In ten years I envision healthcare and the role of the healthcare providers much different than what it is now. First of all the, the Healthcare landscaping is changing with the advancement of medical technology. According to a research by the University of Chicago, it predicts a 21% increase in the Information Technology (IT) jobs in healthcare by 2020. These increases are to accommodate for the increase in medical technology such as digital diagnostic for patients who are unable to get to a doctors office, increase in health informatics such as electronic records systems, digital therapy for patients who can’t get to a clinic for therapy, and ultra-fast medical devices such as scans and x-ray machines (Gilpin, 2014).
I also believe that in ten years the healthcare providers landscaping will look a lot different than now. One of the changes I envision is the Nurse Practitioners (NPs) assuming the main role as primary care providers.
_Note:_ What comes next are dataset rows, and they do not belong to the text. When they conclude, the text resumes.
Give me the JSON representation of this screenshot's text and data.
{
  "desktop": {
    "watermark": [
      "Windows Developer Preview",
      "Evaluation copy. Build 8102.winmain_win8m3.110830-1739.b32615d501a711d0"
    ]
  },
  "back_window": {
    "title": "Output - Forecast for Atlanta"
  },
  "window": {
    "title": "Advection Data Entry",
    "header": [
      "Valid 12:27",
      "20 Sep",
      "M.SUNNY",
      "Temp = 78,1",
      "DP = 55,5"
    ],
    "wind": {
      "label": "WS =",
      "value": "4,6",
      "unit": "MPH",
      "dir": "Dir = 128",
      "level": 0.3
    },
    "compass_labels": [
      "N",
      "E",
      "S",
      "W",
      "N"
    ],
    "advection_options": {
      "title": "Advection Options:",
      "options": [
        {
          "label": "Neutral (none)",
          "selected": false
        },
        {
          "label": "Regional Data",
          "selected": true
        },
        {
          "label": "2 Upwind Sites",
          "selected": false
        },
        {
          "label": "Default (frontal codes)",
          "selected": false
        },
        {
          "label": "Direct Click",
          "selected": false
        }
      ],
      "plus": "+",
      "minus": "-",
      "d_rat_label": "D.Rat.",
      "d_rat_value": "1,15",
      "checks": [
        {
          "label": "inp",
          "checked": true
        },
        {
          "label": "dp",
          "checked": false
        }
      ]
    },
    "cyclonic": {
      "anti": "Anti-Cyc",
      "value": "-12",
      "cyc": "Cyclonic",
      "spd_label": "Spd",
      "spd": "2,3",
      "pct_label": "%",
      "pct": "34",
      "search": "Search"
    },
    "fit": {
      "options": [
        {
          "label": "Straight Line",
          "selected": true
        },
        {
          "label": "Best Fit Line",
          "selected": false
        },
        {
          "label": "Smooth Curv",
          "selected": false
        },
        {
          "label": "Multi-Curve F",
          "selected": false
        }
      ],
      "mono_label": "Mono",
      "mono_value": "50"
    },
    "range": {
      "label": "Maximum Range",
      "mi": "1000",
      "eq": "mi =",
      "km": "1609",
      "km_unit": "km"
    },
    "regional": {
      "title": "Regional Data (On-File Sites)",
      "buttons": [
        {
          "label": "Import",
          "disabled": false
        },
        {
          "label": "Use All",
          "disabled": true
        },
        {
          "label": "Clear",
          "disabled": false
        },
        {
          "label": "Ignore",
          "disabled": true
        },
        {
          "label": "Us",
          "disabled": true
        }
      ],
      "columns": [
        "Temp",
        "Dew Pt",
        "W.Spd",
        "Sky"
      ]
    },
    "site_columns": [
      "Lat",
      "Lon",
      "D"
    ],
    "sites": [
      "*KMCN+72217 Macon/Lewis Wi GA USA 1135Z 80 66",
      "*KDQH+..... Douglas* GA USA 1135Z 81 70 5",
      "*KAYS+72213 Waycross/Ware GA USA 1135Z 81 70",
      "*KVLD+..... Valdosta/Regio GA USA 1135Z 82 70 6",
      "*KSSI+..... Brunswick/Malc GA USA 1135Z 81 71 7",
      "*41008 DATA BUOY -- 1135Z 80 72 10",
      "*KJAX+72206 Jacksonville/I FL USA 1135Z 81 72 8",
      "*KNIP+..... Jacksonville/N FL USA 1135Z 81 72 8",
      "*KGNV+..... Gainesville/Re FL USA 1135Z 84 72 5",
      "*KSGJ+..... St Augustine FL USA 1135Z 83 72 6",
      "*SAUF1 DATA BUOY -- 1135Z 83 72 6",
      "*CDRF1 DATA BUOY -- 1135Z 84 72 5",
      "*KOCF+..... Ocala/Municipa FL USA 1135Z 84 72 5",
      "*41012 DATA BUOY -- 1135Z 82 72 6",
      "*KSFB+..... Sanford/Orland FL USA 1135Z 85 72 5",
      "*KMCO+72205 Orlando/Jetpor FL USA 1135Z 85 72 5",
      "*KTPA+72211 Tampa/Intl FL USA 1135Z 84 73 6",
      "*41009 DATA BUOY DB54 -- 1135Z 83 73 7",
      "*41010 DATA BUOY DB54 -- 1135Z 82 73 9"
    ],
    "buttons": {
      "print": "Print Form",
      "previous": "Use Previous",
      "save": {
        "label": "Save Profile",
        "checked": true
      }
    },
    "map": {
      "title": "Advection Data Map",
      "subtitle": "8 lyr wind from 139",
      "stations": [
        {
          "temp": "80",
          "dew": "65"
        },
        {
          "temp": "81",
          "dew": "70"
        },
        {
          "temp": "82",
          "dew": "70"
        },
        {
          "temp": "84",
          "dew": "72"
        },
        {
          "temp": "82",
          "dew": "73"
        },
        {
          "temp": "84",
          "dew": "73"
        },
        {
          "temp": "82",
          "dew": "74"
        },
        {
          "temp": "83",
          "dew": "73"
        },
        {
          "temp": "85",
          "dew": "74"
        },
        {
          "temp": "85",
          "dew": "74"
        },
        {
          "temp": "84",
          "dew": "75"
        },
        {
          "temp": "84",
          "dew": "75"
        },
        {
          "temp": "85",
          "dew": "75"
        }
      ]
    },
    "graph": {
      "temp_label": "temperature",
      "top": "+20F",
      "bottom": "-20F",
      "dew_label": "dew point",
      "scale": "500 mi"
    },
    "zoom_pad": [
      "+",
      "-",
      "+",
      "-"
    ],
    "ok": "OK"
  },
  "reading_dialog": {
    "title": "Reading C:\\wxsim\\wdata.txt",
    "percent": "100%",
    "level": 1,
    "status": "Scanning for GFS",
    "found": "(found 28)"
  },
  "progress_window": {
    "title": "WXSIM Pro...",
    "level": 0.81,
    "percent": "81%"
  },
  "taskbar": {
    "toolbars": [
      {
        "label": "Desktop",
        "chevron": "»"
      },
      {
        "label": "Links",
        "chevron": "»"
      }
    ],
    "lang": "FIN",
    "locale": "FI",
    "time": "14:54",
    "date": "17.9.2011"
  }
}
The Health Resources and Services Administration (HRSA) projects a shortage of 20,400 physicians in 2020, but notes that the shortfall could be reduced to 6,400 with effective integration of nurse practitioners and physician assistants (mid-level providers trained under a medical model) into the system (Nurse Practitioners, 2014). I believe that the NPs are the solution for the shortage of physicians in the near future. There is legislation in progress right now in the congress and senate of almost every State in United States to adopt full practice authority (FPA), for NPs. Currently more than 40 percent of the states have adopted FPA licensure and practice laws which authorize NPs to deliver care without the prerequisite of a regulated relationship with a physician. These states recognize that yesterday’s outmoded hierarchical care model cannot meet today or tomorrow’s health care needs (Hebert, 2016). I believe that soon in the next few years all of the states will adopt the FPA licensure and practice laws for NPs, and when that happens, NPs will become the main primary care providers in this country.
I think in 2025 when I look back on the landscape of healthcare and the role of healthcare providers in 2012, I will see them as less advanced and I am sure I will say things like “wow I can’t believe people use to only receive healthcare if they get out of their house and go to a clinic or hospital”, or “ I don’t know how we provide healthcare in 2012 with electronic medical records, digital diagnostic, ultra-fast health care machines etc.”. Mainly I think I will look back and be in disbelief that NPs in 2012 practiced under striated supervision of Physicians.